Against her will, the derogatory is where Hazzard shines. Although Caro can drift into the role of white savior in discomfiting ways—at one point she creates a hero out of a political prisoner whose work she translates into English—Hazzard portrays English political hegemony as a creeping and subtle evil that haunts the action rather than showing itself.

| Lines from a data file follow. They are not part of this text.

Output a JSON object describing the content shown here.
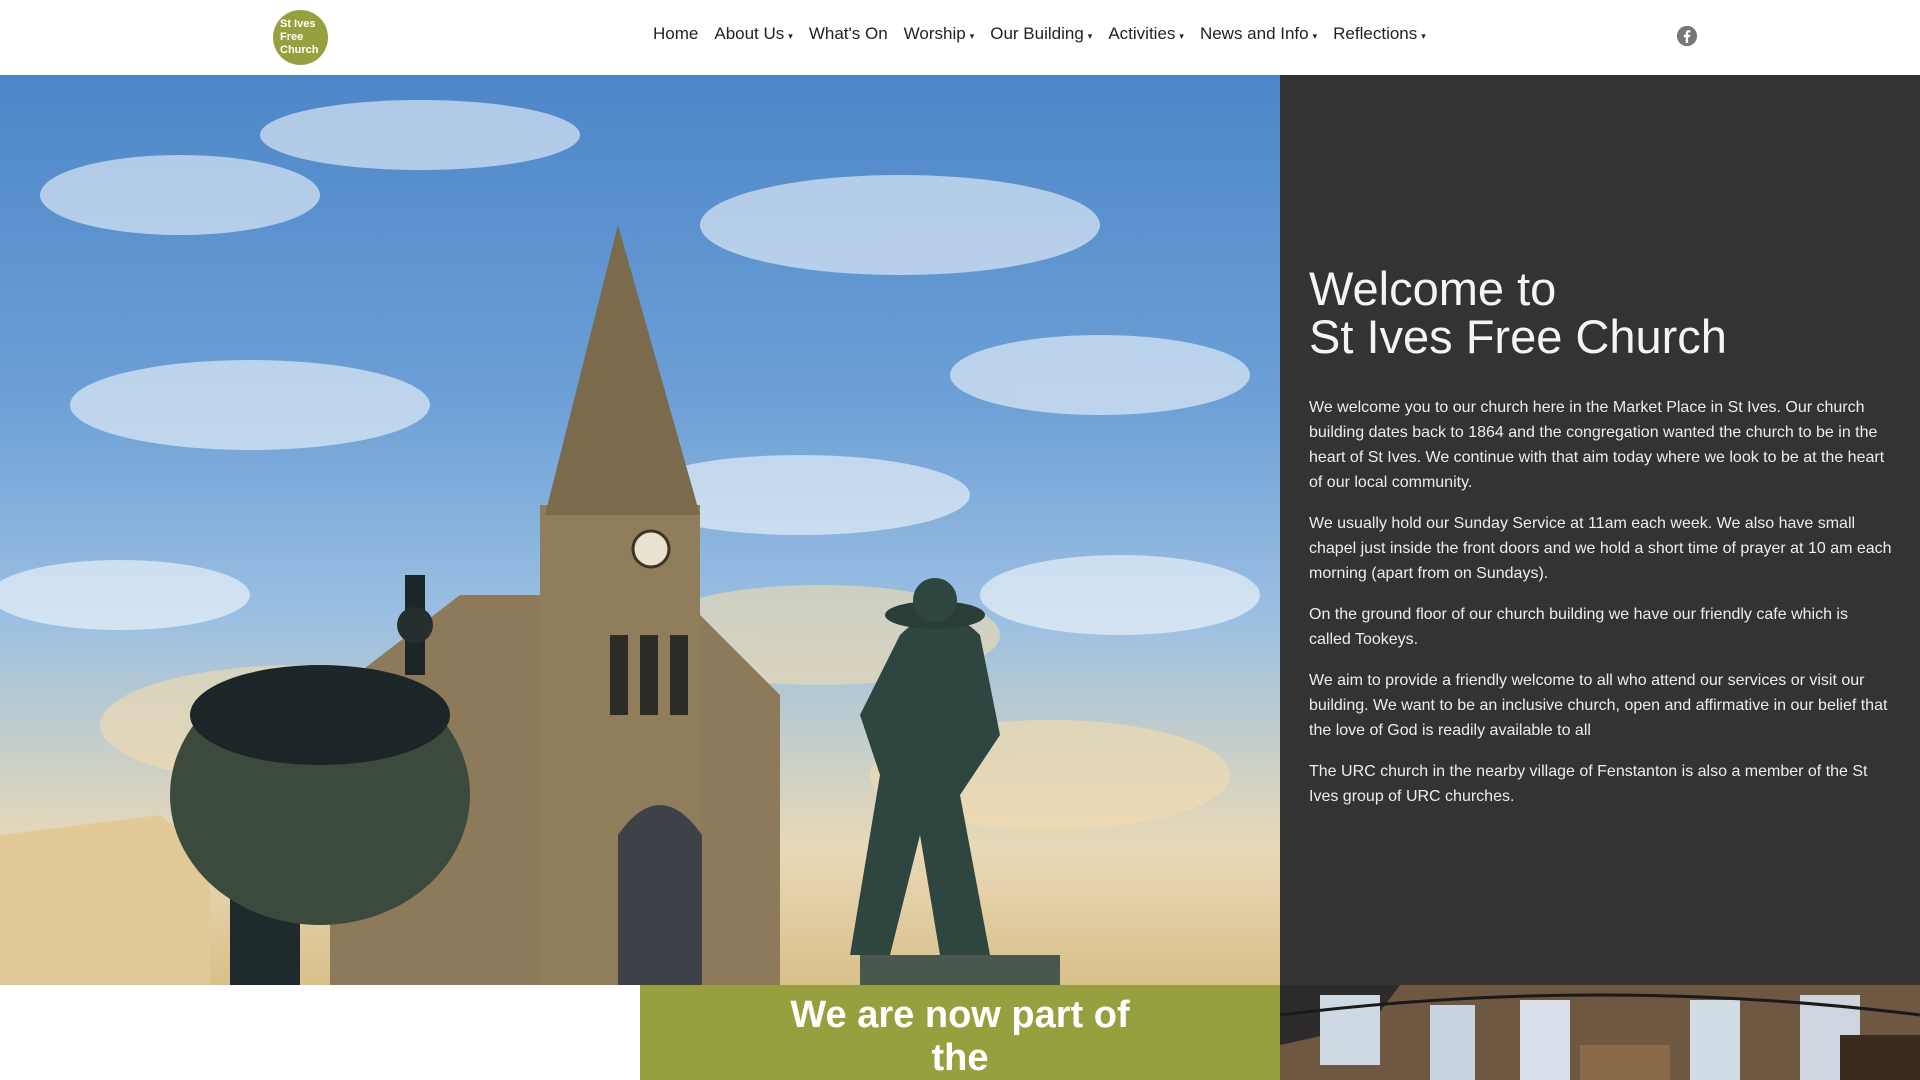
{
  "logo": {
    "lines": [
      "St Ives",
      "Free",
      "Church"
    ]
  },
  "nav": {
    "items": [
      {
        "label": "Home",
        "dropdown": false
      },
      {
        "label": "About Us",
        "dropdown": true
      },
      {
        "label": "What's On",
        "dropdown": false
      },
      {
        "label": "Worship",
        "dropdown": true
      },
      {
        "label": "Our Building",
        "dropdown": true
      },
      {
        "label": "Activities",
        "dropdown": true
      },
      {
        "label": "News and Info",
        "dropdown": true
      },
      {
        "label": "Reflections",
        "dropdown": true
      }
    ],
    "caret": "▾"
  },
  "social": {
    "icon": "facebook-icon"
  },
  "hero": {
    "title_line1": "Welcome to",
    "title_line2": "St Ives Free Church",
    "paragraphs": [
      "We welcome you to our church here in the Market Place in St Ives. Our church building dates back to 1864 and the congregation wanted the church to be in the heart of St Ives. We continue with that aim today where we look to be at the heart of our local community.",
      "We usually hold our Sunday Service at 11am each week.  We also have small chapel just inside the front doors and we hold a short time of prayer at 10 am each morning (apart from on Sundays).",
      "On the ground floor of our church building we have our friendly cafe which is called Tookeys.",
      "We aim to provide a friendly welcome to all who attend our services or visit our building. We want to be an inclusive church, open and affirmative in our belief that the love of God is readily available to all",
      "The URC church in the nearby village of Fenstanton is also a member of the St Ives group of URC churches."
    ]
  },
  "banner": {
    "line1": "We are now part of",
    "line2": "the"
  },
  "colors": {
    "accent": "#97a03f",
    "panel": "#333333"
  }
}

What does it mean to use, as Hazzard does, the individual moments in one woman’s life as a way to discuss the end of an empire? It’s worth considering that almost all the (few) excellent novels written by a white author about a white person living in a colonized country use a woman as their protagonist. Forster’s A Passage to India, Nadine Gordimer’s Burger’s Daughter, Doris Lessing’s The Golden Notebook—all are about the condition of living as a white woman in a world stratified by race. Women’s lives are richer with opportunities to discuss the passive effects of imperial violence and the imprint it leaves on all its collaborators, like an impression pressed into wax. From my own older women relatives who grew up and lived in colonial countries at the very end of the British Empire’s “high” period, I recognize Hazzard’s indoctrination in British manners, laid over a vast and inchoate political rage. That generation’s serious-mindedness came from both the trauma of the World Wars and the knowledge of having been utterly complicit in the very worst in human cruelty at the very end of an era, just before the rubber band snapped on the British Empire, but being without tools for quantifying that complicity.

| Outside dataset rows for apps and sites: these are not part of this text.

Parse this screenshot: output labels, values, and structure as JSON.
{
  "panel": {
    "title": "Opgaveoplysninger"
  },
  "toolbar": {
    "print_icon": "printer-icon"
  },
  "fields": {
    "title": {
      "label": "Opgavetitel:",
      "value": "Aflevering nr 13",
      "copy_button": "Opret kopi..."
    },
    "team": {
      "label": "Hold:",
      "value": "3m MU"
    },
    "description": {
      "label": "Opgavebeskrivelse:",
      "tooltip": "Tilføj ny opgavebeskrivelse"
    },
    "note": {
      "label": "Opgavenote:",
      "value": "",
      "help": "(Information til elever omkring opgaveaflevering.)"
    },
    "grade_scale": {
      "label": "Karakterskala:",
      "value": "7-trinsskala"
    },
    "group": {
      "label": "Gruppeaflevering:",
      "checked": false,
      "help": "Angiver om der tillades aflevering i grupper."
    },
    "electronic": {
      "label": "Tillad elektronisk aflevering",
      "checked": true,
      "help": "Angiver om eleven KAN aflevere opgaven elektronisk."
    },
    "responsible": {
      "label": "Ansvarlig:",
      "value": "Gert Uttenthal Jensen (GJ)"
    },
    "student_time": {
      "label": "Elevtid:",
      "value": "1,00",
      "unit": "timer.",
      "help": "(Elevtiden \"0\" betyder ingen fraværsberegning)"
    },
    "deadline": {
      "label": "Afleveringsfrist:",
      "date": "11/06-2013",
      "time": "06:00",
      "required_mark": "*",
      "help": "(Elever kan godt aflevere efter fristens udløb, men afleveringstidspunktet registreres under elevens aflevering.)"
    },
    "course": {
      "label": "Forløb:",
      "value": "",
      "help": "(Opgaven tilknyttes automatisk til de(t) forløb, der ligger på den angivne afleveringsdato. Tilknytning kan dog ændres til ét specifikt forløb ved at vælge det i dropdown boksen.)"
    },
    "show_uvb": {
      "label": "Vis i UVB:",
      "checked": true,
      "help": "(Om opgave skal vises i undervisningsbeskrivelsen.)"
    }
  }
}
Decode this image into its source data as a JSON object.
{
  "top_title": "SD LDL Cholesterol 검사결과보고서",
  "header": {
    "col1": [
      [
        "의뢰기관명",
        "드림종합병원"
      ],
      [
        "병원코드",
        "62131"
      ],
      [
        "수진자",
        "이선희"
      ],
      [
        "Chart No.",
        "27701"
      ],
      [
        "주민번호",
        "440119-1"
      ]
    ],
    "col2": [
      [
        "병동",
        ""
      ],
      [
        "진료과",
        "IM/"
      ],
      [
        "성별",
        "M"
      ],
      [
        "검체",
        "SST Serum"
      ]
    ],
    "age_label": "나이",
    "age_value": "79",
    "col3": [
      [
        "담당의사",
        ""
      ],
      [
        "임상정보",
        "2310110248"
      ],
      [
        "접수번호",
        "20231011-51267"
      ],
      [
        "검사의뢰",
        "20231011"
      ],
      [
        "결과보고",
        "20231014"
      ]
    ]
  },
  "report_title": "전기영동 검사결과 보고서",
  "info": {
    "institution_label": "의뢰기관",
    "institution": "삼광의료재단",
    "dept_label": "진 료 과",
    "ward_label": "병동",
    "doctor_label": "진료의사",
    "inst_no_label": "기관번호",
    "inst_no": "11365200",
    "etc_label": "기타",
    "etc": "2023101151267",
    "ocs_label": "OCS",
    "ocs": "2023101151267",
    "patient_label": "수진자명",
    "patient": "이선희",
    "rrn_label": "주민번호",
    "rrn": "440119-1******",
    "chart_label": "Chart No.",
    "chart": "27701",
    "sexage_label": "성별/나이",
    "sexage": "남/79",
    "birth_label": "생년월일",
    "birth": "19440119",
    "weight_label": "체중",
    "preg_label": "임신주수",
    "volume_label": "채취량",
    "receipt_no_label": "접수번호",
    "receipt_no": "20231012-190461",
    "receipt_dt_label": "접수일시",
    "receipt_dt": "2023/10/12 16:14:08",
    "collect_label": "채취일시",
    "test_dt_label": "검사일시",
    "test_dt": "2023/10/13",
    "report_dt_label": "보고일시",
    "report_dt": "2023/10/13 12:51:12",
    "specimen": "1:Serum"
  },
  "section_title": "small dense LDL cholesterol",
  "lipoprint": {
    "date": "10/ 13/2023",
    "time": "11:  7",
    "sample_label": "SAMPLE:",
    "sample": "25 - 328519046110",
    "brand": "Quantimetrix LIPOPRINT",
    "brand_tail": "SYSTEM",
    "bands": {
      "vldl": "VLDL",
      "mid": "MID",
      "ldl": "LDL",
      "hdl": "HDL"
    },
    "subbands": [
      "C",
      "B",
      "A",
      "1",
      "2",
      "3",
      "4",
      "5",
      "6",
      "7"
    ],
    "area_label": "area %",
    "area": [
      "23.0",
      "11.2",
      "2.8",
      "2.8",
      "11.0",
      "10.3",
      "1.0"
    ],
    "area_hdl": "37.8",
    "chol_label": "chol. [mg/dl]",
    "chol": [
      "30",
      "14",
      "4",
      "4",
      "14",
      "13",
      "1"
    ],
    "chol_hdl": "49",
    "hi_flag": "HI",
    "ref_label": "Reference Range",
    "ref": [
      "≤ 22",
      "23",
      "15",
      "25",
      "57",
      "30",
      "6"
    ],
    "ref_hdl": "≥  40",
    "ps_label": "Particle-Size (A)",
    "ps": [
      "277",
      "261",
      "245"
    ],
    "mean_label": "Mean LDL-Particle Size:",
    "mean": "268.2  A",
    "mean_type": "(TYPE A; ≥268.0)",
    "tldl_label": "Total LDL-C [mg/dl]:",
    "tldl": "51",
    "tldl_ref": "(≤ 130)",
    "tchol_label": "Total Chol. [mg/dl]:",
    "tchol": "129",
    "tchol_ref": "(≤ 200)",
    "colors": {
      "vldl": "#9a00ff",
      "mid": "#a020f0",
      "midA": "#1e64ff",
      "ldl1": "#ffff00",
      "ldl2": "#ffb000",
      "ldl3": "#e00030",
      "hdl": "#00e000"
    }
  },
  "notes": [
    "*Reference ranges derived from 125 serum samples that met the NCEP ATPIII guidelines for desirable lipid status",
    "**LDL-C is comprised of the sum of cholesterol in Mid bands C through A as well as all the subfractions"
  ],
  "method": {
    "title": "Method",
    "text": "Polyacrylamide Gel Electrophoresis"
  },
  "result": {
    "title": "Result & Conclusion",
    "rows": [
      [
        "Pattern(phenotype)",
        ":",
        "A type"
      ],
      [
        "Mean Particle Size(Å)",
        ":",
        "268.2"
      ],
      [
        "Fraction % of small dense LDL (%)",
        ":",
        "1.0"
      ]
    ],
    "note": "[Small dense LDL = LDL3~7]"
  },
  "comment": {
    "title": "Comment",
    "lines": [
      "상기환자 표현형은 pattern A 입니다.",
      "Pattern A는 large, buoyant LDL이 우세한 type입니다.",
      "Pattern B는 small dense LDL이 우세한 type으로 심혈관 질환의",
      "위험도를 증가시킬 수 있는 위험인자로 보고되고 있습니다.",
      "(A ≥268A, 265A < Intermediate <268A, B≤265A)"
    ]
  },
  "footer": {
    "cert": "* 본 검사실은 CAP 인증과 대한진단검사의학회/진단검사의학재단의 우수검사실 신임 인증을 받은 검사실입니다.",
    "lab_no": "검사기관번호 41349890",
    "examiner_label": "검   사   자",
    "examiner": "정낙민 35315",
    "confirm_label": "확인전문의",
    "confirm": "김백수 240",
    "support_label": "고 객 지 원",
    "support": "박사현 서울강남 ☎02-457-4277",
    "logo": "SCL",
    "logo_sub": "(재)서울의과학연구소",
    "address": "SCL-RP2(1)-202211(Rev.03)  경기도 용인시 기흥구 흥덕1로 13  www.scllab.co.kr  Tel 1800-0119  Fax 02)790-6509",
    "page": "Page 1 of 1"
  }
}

Like Lessing, Hazzard was obsessively interested in the detail of the present moment, which she characterizes as a collection of sensory impressions run through the elaborate system for understanding that every person drags with them through time inside their head. Nuclear annihilations, the collapse of a vast kingdom, a declaration of love (“I am shocked and impressed by my love for you”): All appear to be phenomena of equal size to one Australian girl trying to reason her way across Earth.